The sea routes from Anglesey to Liverpool have been, and still are very important for the British economy. The journey from Anglesey to Liverpool docks is one of fast tides and shifting sandbanks.
For many years merchant shipping from all over the world have picked up experienced Ship captains called Pilots from Amlwch to lead the ships on the last part of the journey to Liverpool.
Pilot boats have worked out of Amlwch from the 18th century. At this time they where 6 oared rowing vessels. The vessels were owned by the pilots themselves who often over charged for their services or did not go out to sea when the weather was rough.
In 1769 these privateers were outlawed in an act of parliament and the Liverpool Pilot service was started. This service built a pilot station near Point Lynas which was sheltered from the prevailing winds.
The following arrangements, which came into force on the 1 st October 1781.
Pilots will be stationed at the Point of Linas, the N.E. point of the Island of Anglesea, and the N.W. point of Beaumaris Bay, lying about five leagues to the eastward of Skerries Lighthouse, and may be easily distinguished by being a high, bold, steep point, projecting into the sea from Pilots’ Harbour, on the west side above 600 yards and all Beaumaris Bay open to the cast.
A house painted white is built on the Point for the pilots, with a flagstaff and colours to hoist occasionally by day, and two small reflecting lamp lights lighted in the upper windows by night, one facing N.W. and other East, also two mooring buoys in the Bay on each side of the Point, for the pilots’ sailing boats to ride.
Opposite the house on the cast side in Pilot’s bay, a slip is made from high to low water mark, with a grab to heave up and launch occasionally, a six oar’d boat to board ships.
All ships wanting pilots for Liverpool or the adjacent ports, may steer boldly for this Point, hoist their colours by day and show lights or fire guns by night, run close inshore and bring to, either in Williams’ or Pilots’ Bay, within the race of the strong tides off the Point, according to the winds, that they may be boarded in smooth water, with the greater safety both to them- selves and pilots, either with their sailing or rowing boats, stationed on both sides of the Point.
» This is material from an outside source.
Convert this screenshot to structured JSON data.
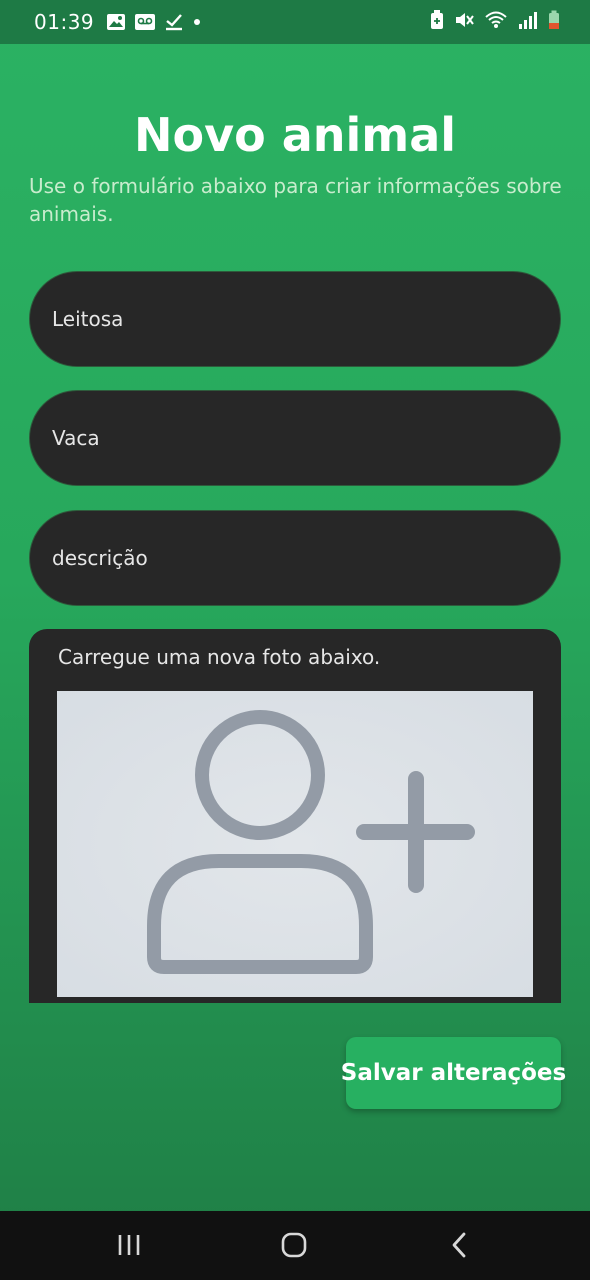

The shore there is steep, and good anchorage may be found when the wind is off shore.
That the Committee’s hopes, relative to the development of Pilots’ Harbour were realized, seems certain, for at the end of the year 1784, in reply to a communication from the Right Honorable Lord Bulkeley, offering to re-open negotiations for the use of Priestholm Island for the pilots, they stated that the improvements made at the Point of Lynas answered every purpose which Priestholm Island was intended to serve.
For twenty years before there was any authorized pilotage, it was the custom for pilot boats to lie in Amlwch Harbour, waiting to board vessels when they approached, and the practice was to some extent, but for another reason, indulged in after a regularized system of pilotage was inaugurated. The pilot boat cruising in the vicinity of Point Lynas, preparatory to taking the boarding station, when the boat on turn immediately preceding her had boarded all her pilots, was at times beached in Amlwch, when wind, tide and other circumstances permitted, which action afforded the crew a rest, from what would otherwise have been constant vigilance and activity manoeuvring the boat in the open sea.
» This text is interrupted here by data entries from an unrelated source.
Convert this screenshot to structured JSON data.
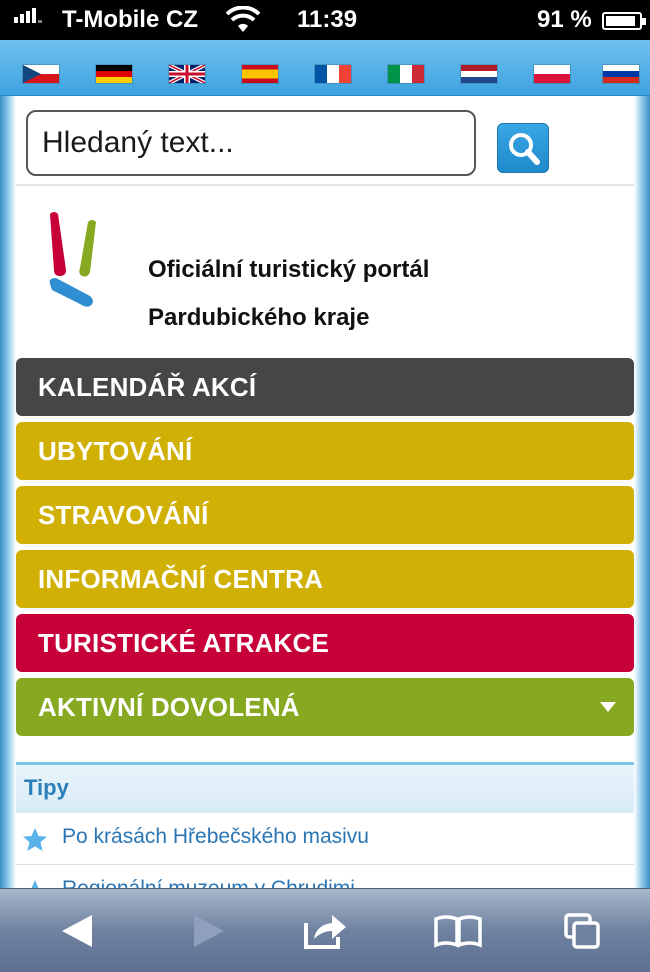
{
  "status_bar": {
    "carrier": "T-Mobile CZ",
    "time": "11:39",
    "battery": "91 %",
    "battery_level": 0.91
  },
  "language_flags": [
    {
      "lang": "cs",
      "icon": "czech-flag-icon"
    },
    {
      "lang": "de",
      "icon": "german-flag-icon"
    },
    {
      "lang": "en",
      "icon": "uk-flag-icon"
    },
    {
      "lang": "es",
      "icon": "spanish-flag-icon"
    },
    {
      "lang": "fr",
      "icon": "french-flag-icon"
    },
    {
      "lang": "it",
      "icon": "italian-flag-icon"
    },
    {
      "lang": "nl",
      "icon": "dutch-flag-icon"
    },
    {
      "lang": "pl",
      "icon": "polish-flag-icon"
    },
    {
      "lang": "ru",
      "icon": "russian-flag-icon"
    }
  ],
  "search": {
    "placeholder": "Hledaný text...",
    "value": "",
    "button_icon": "search-icon"
  },
  "header": {
    "title_line1": "Oficiální turistický portál",
    "title_line2": "Pardubického kraje"
  },
  "menu": [
    {
      "label": "KALENDÁŘ AKCÍ",
      "color": "#464646"
    },
    {
      "label": "UBYTOVÁNÍ",
      "color": "#d1b005"
    },
    {
      "label": "STRAVOVÁNÍ",
      "color": "#d1b005"
    },
    {
      "label": "INFORMAČNÍ CENTRA",
      "color": "#d1b005"
    },
    {
      "label": "TURISTICKÉ ATRAKCE",
      "color": "#c8003a"
    },
    {
      "label": "AKTIVNÍ DOVOLENÁ",
      "color": "#86a921"
    }
  ],
  "tips": {
    "heading": "Tipy",
    "items": [
      "Po krásách Hřebečského masivu",
      "Regionální muzeum v Chrudimi"
    ]
  },
  "toolbar": {
    "back_icon": "back-arrow-icon",
    "forward_icon": "forward-arrow-icon",
    "share_icon": "share-icon",
    "bookmarks_icon": "bookmarks-book-icon",
    "tabs_icon": "tabs-icon"
  }
}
But what was a relief to the pilots, proved to be an annoyance to a certain cleric residing there, who regarded the presence of pilot boats in the Harbour as a trespass, and wrote informing the Pilot Committee that the pilot boats were being moored above high water mark, and requested that he should be paid the sum of half-a-guinea per annum, as compensation.
The Committee, in a facetious frame of mind replied that, although they were conversant in maritime affairs, they were at a loss to understand how boats of a great draught of water, could be run up above high water mark. And with regard to his claim for recompense, it would be necessary for him to produce evidence that he was entitled to collect tonnage rates from vessels using Amlwch Creek, which they very much doubted he would be able to do, adding, that had the Harbour been one from which the pilot boats could get to sea with northerly winds, steps would have been taken when the Liverpool Pilotage Act of 1766 was under consideration, to empower the committee to develop the Harbour so that the pilot boats could remain afloat at low water.
The sailing ships eventually gave way to steam ships and now modern diesel powered craft do the same job.